#### [PROBLEM DESCRIPTION]
Which lines of the entries contain the string "content"? Please find them and copy them.

──────── DATA FOR PROCESSING ────────

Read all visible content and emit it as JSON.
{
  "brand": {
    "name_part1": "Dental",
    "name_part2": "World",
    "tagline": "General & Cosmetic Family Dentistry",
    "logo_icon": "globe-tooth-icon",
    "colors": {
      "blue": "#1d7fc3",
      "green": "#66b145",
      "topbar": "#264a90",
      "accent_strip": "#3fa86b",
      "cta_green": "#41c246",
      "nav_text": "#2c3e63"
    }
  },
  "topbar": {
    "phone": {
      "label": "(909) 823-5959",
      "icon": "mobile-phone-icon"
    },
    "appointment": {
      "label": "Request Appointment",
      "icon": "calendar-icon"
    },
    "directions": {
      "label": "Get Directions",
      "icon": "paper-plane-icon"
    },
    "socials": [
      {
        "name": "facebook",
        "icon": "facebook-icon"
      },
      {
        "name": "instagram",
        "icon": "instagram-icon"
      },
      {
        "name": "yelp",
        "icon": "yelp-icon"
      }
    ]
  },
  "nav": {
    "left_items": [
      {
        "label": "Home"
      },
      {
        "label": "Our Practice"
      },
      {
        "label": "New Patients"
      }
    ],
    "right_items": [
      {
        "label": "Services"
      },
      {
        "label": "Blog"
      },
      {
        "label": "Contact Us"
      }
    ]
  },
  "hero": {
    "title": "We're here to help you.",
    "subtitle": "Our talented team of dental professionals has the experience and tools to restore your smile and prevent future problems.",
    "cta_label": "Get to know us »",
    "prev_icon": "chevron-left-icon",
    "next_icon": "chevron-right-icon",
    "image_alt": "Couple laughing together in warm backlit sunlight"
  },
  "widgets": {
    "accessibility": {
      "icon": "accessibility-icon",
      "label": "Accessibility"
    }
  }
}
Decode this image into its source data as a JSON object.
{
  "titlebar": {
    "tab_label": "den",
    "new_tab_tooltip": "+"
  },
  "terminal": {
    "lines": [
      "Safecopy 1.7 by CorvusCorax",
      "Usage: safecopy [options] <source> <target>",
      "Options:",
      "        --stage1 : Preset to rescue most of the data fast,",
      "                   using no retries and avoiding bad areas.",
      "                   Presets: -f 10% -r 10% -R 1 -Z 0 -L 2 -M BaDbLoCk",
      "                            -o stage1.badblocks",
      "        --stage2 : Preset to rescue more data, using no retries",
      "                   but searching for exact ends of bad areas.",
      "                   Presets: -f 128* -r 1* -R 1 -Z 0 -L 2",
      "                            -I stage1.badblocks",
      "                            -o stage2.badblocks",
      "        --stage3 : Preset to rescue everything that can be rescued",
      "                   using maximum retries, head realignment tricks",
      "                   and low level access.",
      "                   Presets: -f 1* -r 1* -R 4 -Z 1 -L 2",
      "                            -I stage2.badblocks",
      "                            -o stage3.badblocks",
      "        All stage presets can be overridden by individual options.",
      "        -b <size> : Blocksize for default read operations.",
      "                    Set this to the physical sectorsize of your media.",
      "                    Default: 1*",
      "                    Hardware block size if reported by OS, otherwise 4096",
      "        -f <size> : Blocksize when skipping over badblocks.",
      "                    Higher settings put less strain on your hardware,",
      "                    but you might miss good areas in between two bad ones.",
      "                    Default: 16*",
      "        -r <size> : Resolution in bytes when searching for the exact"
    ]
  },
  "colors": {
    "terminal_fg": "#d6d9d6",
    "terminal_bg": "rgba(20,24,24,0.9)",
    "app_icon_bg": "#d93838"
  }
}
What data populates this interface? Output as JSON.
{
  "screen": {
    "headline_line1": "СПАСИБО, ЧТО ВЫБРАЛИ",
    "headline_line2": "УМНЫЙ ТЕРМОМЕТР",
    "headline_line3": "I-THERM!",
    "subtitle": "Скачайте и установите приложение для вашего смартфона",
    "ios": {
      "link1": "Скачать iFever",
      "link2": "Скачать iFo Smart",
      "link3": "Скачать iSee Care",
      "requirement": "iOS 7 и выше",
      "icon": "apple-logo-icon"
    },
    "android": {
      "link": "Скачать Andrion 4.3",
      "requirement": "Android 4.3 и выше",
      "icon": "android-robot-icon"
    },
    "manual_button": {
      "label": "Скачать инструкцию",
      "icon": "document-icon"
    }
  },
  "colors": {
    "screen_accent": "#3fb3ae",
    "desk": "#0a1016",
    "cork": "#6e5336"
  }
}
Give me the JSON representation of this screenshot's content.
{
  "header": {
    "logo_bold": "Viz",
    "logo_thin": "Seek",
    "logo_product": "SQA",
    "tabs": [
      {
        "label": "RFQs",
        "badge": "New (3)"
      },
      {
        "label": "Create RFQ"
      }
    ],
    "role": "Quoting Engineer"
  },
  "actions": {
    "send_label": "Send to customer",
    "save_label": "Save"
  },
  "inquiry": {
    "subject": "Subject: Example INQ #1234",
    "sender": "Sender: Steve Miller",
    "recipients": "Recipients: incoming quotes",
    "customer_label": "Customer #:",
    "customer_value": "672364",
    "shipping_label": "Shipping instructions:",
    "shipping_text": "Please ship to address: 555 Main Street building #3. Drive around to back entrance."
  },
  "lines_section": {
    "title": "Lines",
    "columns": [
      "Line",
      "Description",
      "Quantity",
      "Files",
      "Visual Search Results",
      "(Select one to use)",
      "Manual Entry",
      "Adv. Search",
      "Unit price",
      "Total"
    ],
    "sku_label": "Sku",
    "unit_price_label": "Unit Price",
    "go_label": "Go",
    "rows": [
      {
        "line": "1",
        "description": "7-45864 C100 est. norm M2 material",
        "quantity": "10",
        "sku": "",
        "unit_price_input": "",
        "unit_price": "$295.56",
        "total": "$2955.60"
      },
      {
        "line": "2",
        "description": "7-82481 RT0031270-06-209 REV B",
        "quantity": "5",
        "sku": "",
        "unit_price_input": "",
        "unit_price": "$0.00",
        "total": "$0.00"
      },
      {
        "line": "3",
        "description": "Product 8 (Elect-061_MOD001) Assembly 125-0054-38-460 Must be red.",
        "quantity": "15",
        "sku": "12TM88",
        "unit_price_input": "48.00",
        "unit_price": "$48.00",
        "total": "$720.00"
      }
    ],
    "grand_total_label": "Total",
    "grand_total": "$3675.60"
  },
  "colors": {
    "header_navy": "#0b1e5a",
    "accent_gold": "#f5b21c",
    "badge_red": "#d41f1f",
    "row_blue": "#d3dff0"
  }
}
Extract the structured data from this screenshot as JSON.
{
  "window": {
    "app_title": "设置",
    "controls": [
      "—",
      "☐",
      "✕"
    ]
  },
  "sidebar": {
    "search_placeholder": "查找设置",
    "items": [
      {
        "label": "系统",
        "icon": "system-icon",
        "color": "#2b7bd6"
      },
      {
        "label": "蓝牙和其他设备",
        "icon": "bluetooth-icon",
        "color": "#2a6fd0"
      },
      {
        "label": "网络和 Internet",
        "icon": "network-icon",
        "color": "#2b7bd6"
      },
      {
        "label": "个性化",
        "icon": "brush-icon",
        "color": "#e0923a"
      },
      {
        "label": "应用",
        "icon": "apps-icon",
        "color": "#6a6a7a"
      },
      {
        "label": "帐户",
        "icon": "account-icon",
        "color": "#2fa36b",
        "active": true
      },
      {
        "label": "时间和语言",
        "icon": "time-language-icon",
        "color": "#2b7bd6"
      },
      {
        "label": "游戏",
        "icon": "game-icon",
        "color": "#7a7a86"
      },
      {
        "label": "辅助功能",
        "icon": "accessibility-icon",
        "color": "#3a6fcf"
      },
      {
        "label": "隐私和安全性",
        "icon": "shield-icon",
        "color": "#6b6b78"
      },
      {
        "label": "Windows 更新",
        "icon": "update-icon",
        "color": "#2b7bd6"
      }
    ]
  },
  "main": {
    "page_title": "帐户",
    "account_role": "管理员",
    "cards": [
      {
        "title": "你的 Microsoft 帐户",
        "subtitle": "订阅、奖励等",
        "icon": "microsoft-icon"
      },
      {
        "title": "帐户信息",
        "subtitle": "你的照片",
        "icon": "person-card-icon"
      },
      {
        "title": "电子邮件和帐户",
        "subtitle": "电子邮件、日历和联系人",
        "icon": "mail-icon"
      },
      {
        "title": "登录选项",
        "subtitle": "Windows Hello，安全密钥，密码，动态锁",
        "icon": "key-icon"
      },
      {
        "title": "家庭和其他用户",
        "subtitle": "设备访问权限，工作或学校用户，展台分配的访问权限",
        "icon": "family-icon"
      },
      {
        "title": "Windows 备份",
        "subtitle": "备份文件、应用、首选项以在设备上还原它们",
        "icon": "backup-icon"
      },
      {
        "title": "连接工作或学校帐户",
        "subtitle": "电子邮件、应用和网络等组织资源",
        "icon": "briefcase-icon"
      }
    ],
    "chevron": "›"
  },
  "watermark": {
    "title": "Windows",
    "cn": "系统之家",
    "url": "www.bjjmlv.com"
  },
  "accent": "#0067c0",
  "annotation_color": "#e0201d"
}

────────

#### [SOLUTION TO THE PROBLEM]
Read all visible content and emit it as JSON.
Give me the JSON representation of this screenshot's content.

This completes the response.